On February 9, 2012, the Ombudsman recommended in a letter that the PBC “increase the level and detail of information for victims related to PBC Elder-assisted hearings.” In October 2012, the Ombudsman received a letter from Chairperson Harvey Cenaiko of the PBC advising that a new set of fact sheets for victims had been created, including a new Elder Assisted Hearings fact sheet. According to the letter, “the Elder Assisted Hearings fact sheet will help victims attending such hearings better understand the process, and responds to issues you have also raised with the Board in the past.”
The OFOVC received a complaint from a victim about his experience attending a parole hearing for the man who had murdered his father. The victim expressed that he had felt highly uncomfortable as he encountered the offender while proceeding to the hearing room, was required to walk past members of the offender’s family to access the washroom facilities, and could be seen by the offender while waiting to go into the hearing room.
The Ombudsman recommended that the CSC and PBC review the measures in place to address and respect victims’ needs in these circumstances. The CSC Commissioner notified the OFOVC that the CSC would be establishing guiding principles to better accommodate the needs of victims at parole hearings. An excerpt of the letter said: “I am confident that we will succeed in improving the experience that victims have when they participate in parole hearings held at CSC operational sites.” The OFOVC provided feedback to a draft of the CSC’s guiding principles and looks forward to the final version.
Canadian law restricts access to medical or therapeutic counselling, and other personal records during prosecutions of sexual offences.
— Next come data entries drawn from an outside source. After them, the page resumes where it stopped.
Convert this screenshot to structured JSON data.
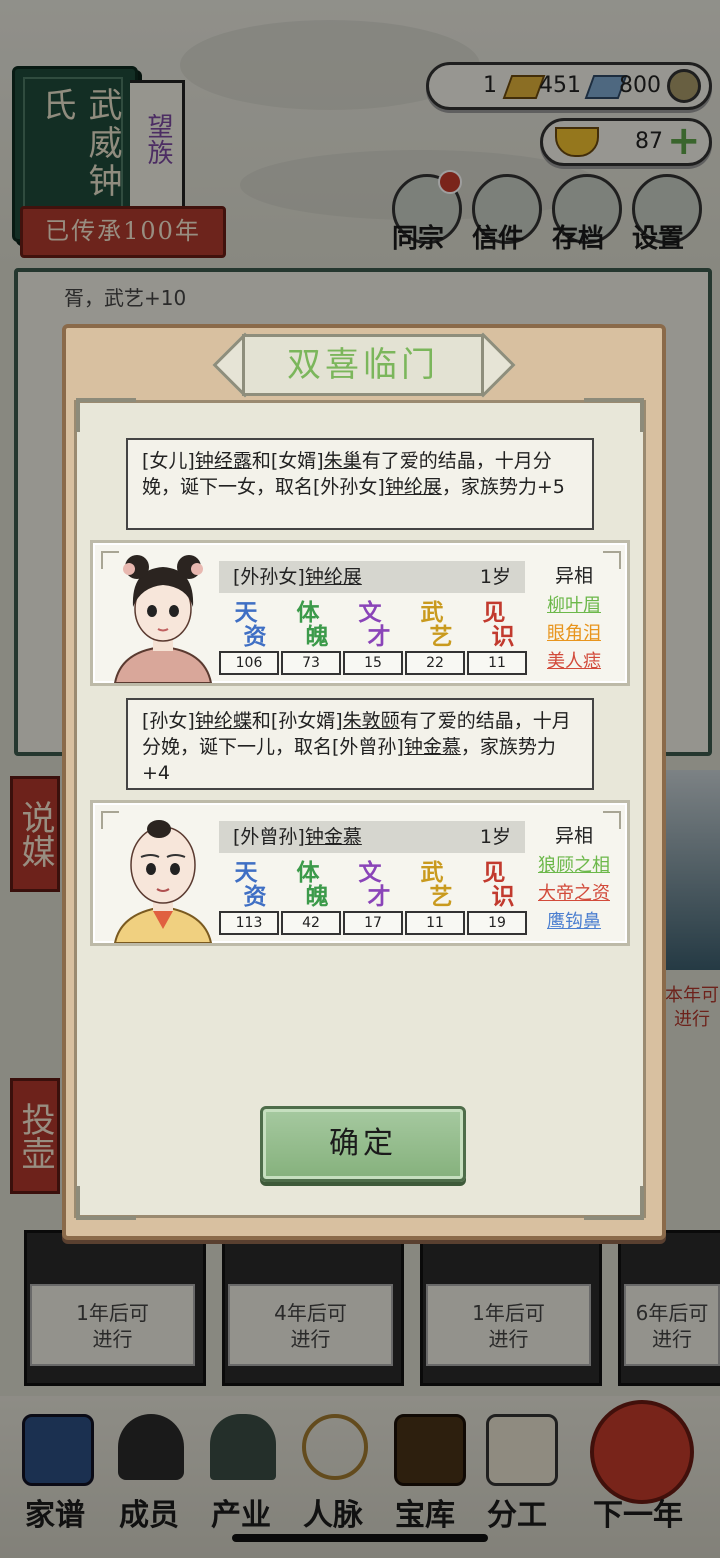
{
  "clan": {
    "name": "武威钟氏",
    "rank": "望族",
    "inherited": "已传承100年"
  },
  "resources": {
    "currency_a": "1",
    "currency_b": "451",
    "currency_c": "800",
    "ingots": "87"
  },
  "top_menu": [
    {
      "label": "同宗",
      "icon": "clan-book-icon"
    },
    {
      "label": "信件",
      "icon": "letter-icon"
    },
    {
      "label": "存档",
      "icon": "brush-icon"
    },
    {
      "label": "设置",
      "icon": "gear-icon"
    }
  ],
  "background": {
    "log_partial": "胥，武艺+10",
    "side_tags": [
      "说媒",
      "投壶"
    ],
    "year_event_partial": "本年可进行",
    "timers": [
      "1年后可\n进行",
      "4年后可\n进行",
      "1年后可\n进行",
      "6年后可\n进行"
    ]
  },
  "modal": {
    "title": "双喜临门",
    "events": [
      {
        "message": {
          "p1": "[女儿]",
          "n1": "钟经露",
          "p2": "和[女婿]",
          "n2": "朱巢",
          "p3": "有了爱的结晶，十月分娩，诞下一女，取名[外孙女]",
          "n3": "钟纶展",
          "p4": "，家族势力+5"
        },
        "child": {
          "relation": "[外孙女]",
          "name": "钟纶展",
          "age": "1岁",
          "stats": {
            "tianzi": "106",
            "tipo": "73",
            "wencai": "15",
            "wuyi": "22",
            "jianshi": "11"
          },
          "traits_header": "异相",
          "traits": [
            "柳叶眉",
            "眼角泪",
            "美人痣"
          ]
        }
      },
      {
        "message": {
          "p1": "[孙女]",
          "n1": "钟纶蝶",
          "p2": "和[孙女婿]",
          "n2": "朱敦颐",
          "p3": "有了爱的结晶，十月分娩，诞下一儿，取名[外曾孙]",
          "n3": "钟金慕",
          "p4": "，家族势力+4"
        },
        "child": {
          "relation": "[外曾孙]",
          "name": "钟金慕",
          "age": "1岁",
          "stats": {
            "tianzi": "113",
            "tipo": "42",
            "wencai": "17",
            "wuyi": "11",
            "jianshi": "19"
          },
          "traits_header": "异相",
          "traits": [
            "狼顾之相",
            "大帝之资",
            "鹰钩鼻"
          ]
        }
      }
    ],
    "stat_labels": {
      "tianzi": [
        "天",
        "资"
      ],
      "tipo": [
        "体",
        "魄"
      ],
      "wencai": [
        "文",
        "才"
      ],
      "wuyi": [
        "武",
        "艺"
      ],
      "jianshi": [
        "见",
        "识"
      ]
    },
    "confirm_label": "确定"
  },
  "bottom_nav": [
    {
      "label": "家谱",
      "icon": "genealogy-book-icon"
    },
    {
      "label": "成员",
      "icon": "member-portrait-icon"
    },
    {
      "label": "产业",
      "icon": "building-icon"
    },
    {
      "label": "人脉",
      "icon": "network-icon"
    },
    {
      "label": "宝库",
      "icon": "treasure-chest-icon"
    },
    {
      "label": "分工",
      "icon": "scroll-icon"
    },
    {
      "label": "下一年",
      "icon": "lantern-icon"
    }
  ],
  "colors": {
    "stat_tianzi": "#3f6fc4",
    "stat_tipo": "#3c9a4a",
    "stat_wencai": "#8a44b8",
    "stat_wuyi": "#c99a1e",
    "stat_jianshi": "#c23a2e",
    "trait_green": "#6cb84a",
    "trait_orange": "#e8951e",
    "trait_red": "#d24a3a",
    "trait_blue": "#4c7fd0",
    "title_green": "#7bb65b"
  }
}
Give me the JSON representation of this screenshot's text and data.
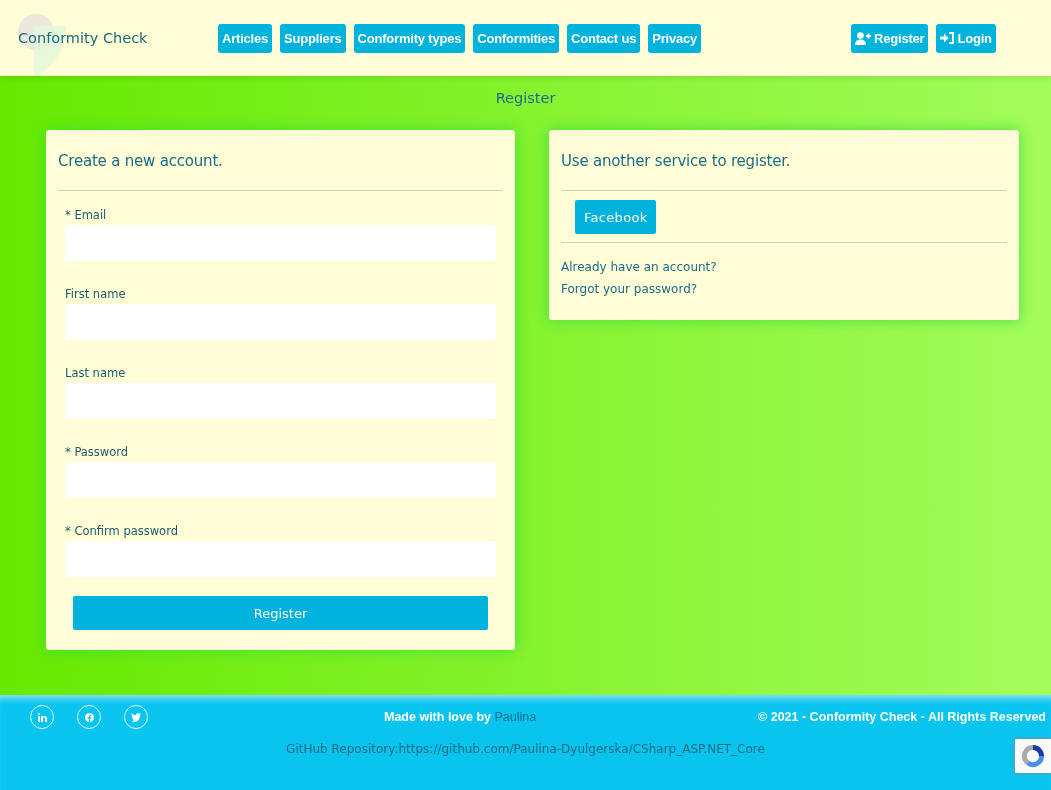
{
  "brand": "Conformity Check",
  "nav": [
    "Articles",
    "Suppliers",
    "Conformity types",
    "Conformities",
    "Contact us",
    "Privacy"
  ],
  "account": [
    {
      "label": "Register",
      "kind": "register"
    },
    {
      "label": "Login",
      "kind": "login"
    }
  ],
  "page_title": "Register",
  "form": {
    "heading": "Create a new account.",
    "fields": [
      {
        "label": "* Email"
      },
      {
        "label": "First name"
      },
      {
        "label": "Last name"
      },
      {
        "label": "* Password"
      },
      {
        "label": "* Confirm password"
      }
    ],
    "submit": "Register"
  },
  "external": {
    "heading": "Use another service to register.",
    "providers": [
      "Facebook"
    ],
    "links": [
      "Already have an account?",
      "Forgot your password?"
    ]
  },
  "footer": {
    "social": [
      {
        "kind": "linkedin"
      },
      {
        "kind": "facebook"
      },
      {
        "kind": "twitter"
      }
    ],
    "made_with": "Made with love by",
    "author": "Paulina",
    "copyright": "© 2021 - Conformity Check - All Rights Reserved",
    "repo": "GitHub Repository:https://github.com/Paulina-Dyulgerska/CSharp_ASP.NET_Core"
  }
}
The law is designed to address victims’ reluctance to report sexual offences because they do not want to be forced to reveal intimate details about their personal lives. Ultimately, the law strives to balance the rights of the accused and the complainant. A Senate committee began a statutory review of the legislation in 2011 and the Ombudsman made a series of recommendations to the committee. The committee’s final report, published in December 2012, reflected three of the Ombudsman’s recommendations:
- That the Government of Canada support qualitative and quantitative research into the effectiveness of the records production scheme under the Criminal Code, the crime of sexual assault more generally and the adequacy of existing support services and justice sector responses;
- That the Government of Canada explore the feasibility of studying the adequacy of data relating to victims of sexual offences in connection with sexual offence proceedings, as well as exploring the under-reporting of crime (lack of complaints) brought by victims; and
- That the Government of Canada consider reviewing and amending the Criminal Code to require the judge to inform the complainant of his or her entitlement to independent counsel during sections 278.4(1) and 278.6(2) of the Criminal Code.
“I am so heartened to know…that our voices are being brought to the table of decision makers.” – An OFOVC client